Hello, this is Hank Green, and welcome to another SciShow  experiment.  I have in my hand a small disk magnet, a D battery, a piece of copper wire, and a drywall screw.  With those four objects I'm gonna build an electric motor just powerful enough to make this screw spin, but also, strong enough to blow your mind.

(Intro music plays)

Start with a magnet, I'm using a neodymium magnet because it's round and thin and very powerful, and plated to conduct electricity. Attach it to the flat end of the screw. Then with the magnet attached to the screw, turn the battery upside down and touch the screw to the little node thing on the bottom. It should just hang there. Then hold the copper wire to the other end of the battery, and ever so carefully, touch the magnet with the other end, and magic. If you can hold it in place for twenty seconds, the screw will be moving at ten thousand revolutions per minute.

It's the world's simplest electromagnetic motor, known as a homopolar motor, because it works without having to reverse its current, like most other electric motors. It may not be pretty, it's definitely not efficient, and it doesn't have many practical applications, but this little contraption does demonstrate the concepts that make every motor work.

An electric motor simply converts electrical energy into mechanical energy. In this case, we're using the energy in the battery to create rotational motion. Like all motors, this simple motor uses magnetic fields to create the motion with the help of something called the "Lorentz Force".

You gotta remember here that electricity and magnetism are the same force: electromagnetism -- that we just happen to notice and describe in two different forms. When the current flows out of the battery, it creates a magnetic field around it; by the same token, this magnet was permanently magnetized using a ridiculous amount of electrical energy. You can't have electricity without magnetism. They're the same thing. So when you combine an electric current from a battery with a magnet, you're basically creating two overlapping magnetic fields, and when these fields interact, they create the Lorentz Force.

As Dutch physicist Hendrik Lorentz calculated in the mid 1800s, this force is exhorted on the charged particles that carry the electric current at a precise right angle to the direction in which they're flowing. In other words, the Lorentz Force is applied perpendicular to the current. So when you connect the copper wire from one end of the battery to the other end of your motor, you're completing an electric circuit. You're allowing the flow of particles from one of the battery's electrodes to the other. In this case, the current is flowing from the positive electrode, or the top of the battery, even though it's upside down, down the screw, out the side of the magnet, and then back through the wire to the bottom.

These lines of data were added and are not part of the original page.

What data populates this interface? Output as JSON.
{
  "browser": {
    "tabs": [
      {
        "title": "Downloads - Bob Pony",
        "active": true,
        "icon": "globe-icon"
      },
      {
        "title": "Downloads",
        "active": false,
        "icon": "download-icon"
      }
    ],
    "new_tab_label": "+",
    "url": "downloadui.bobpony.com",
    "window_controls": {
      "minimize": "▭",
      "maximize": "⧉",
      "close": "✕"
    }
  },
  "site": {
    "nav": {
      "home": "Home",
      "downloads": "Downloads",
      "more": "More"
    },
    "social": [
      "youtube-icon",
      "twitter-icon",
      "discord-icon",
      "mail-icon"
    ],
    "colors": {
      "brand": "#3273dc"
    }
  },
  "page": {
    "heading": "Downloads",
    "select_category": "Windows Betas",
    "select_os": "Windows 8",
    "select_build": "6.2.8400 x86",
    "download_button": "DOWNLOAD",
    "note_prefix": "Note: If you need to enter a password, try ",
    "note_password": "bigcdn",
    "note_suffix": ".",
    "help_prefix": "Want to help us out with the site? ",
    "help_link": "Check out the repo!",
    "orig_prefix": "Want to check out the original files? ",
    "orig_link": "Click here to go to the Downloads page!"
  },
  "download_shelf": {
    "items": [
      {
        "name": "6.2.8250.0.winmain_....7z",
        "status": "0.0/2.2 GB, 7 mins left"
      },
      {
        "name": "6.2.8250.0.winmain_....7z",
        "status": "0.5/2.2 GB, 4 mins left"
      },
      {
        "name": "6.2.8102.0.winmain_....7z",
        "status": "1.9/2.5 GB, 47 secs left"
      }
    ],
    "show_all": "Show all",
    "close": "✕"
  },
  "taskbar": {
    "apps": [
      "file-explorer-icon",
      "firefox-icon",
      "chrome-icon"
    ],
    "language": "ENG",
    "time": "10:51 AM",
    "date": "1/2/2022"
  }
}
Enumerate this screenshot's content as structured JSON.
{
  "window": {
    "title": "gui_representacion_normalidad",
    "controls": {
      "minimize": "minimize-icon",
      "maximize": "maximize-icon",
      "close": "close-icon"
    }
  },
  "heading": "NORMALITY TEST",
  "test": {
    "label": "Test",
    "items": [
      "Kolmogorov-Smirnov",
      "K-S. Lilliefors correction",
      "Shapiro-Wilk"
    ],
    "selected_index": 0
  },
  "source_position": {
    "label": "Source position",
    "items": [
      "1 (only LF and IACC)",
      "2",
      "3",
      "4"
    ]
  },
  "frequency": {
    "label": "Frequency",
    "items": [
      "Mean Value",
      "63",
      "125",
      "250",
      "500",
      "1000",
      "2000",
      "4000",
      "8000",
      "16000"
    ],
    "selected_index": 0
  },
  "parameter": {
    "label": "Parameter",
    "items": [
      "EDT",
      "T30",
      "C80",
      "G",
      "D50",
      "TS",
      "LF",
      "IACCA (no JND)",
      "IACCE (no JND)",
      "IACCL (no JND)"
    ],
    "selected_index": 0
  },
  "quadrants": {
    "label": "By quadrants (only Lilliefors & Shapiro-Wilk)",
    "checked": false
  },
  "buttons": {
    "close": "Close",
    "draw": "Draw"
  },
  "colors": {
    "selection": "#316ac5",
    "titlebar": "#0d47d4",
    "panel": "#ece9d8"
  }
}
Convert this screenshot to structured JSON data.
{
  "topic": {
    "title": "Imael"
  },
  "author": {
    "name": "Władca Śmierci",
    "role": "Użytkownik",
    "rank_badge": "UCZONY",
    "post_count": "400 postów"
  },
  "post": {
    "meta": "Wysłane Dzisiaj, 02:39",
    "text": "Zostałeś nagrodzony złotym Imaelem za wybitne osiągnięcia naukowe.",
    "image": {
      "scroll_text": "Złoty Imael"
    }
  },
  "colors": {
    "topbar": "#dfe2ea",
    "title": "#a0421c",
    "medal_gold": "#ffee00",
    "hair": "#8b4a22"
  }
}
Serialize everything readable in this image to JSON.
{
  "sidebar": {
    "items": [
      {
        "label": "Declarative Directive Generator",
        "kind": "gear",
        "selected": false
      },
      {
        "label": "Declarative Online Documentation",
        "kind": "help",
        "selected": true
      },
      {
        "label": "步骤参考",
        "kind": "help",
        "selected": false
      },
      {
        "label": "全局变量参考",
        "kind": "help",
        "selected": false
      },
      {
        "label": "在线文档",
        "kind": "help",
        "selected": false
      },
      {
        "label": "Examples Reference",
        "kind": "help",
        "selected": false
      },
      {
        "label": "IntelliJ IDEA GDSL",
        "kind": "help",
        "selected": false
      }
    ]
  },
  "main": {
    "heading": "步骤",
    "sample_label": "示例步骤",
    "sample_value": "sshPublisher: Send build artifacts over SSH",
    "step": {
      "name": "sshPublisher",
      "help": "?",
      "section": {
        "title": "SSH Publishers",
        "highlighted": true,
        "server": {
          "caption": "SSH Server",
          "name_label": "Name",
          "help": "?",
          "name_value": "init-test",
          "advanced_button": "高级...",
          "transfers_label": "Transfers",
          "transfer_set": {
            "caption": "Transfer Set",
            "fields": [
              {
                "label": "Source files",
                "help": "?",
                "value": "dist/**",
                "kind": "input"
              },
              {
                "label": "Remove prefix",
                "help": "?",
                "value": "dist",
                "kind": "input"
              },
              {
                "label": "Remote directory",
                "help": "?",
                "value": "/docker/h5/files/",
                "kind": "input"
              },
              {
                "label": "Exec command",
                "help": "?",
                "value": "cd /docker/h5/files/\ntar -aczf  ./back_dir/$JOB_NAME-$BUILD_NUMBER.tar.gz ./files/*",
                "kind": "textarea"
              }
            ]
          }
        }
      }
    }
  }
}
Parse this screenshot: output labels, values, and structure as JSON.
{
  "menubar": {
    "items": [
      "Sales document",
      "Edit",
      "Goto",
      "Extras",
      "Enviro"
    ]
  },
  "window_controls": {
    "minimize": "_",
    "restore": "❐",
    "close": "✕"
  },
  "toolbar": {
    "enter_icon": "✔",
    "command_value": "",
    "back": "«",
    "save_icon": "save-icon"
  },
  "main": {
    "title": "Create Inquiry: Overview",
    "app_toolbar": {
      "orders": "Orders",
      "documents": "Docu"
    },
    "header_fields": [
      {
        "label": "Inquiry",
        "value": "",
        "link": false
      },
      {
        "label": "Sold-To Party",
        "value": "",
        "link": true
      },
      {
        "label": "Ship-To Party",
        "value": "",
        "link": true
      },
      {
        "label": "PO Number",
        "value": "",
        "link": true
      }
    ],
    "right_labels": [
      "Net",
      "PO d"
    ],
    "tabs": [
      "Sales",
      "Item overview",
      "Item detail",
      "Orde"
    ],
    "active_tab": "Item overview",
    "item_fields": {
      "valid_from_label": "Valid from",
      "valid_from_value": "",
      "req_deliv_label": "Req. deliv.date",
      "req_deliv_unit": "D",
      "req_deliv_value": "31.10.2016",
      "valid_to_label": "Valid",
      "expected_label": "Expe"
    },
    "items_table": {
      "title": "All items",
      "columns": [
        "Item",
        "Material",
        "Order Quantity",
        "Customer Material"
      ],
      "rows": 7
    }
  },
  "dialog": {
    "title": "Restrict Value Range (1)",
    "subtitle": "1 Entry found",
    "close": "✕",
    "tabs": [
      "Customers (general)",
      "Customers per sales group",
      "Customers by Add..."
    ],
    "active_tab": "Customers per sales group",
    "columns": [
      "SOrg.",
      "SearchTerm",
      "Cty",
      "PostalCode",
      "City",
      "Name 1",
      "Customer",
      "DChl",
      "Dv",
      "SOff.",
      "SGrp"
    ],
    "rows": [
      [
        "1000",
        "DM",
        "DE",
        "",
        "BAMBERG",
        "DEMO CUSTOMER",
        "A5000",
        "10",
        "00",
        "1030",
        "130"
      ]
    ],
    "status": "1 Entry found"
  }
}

Basically, the current is running down the motor's axis of symmetry, but because the current is flowing through an additional magnetic field given off by the magnet, the Lorentz Force pushes those particles at a ninety degree angle, forcing them to move perpendicular to the axis of symmetry. This force on the charged particles inside the screw is what makes it spin.

All electrical motors work on this same principle. But even though this motor is a good way to see deliverance force in action, you won't find many applications for it. That's because it's producing a continuance flow of current which will drain this big old battery pretty fast, and also get it pretty hot. Most battery powered electric motors like you'll find in toys and other gadgets use a series of coils to create and amplify the magnetic field instead of a permanent magnet to make it more efficient.

So, not very efficient, but very simple, and also pretty cool. If you have any other ideas for experiments we can do here on Scishow, you can leave them in the comments below -- we'd love to have your suggestions. If you have any questions or comments, we're on Facebook and Twitter and of course, down in the comments below. And if you wanna keep getting smarter with us here on Scishow, you can go to and subscribe.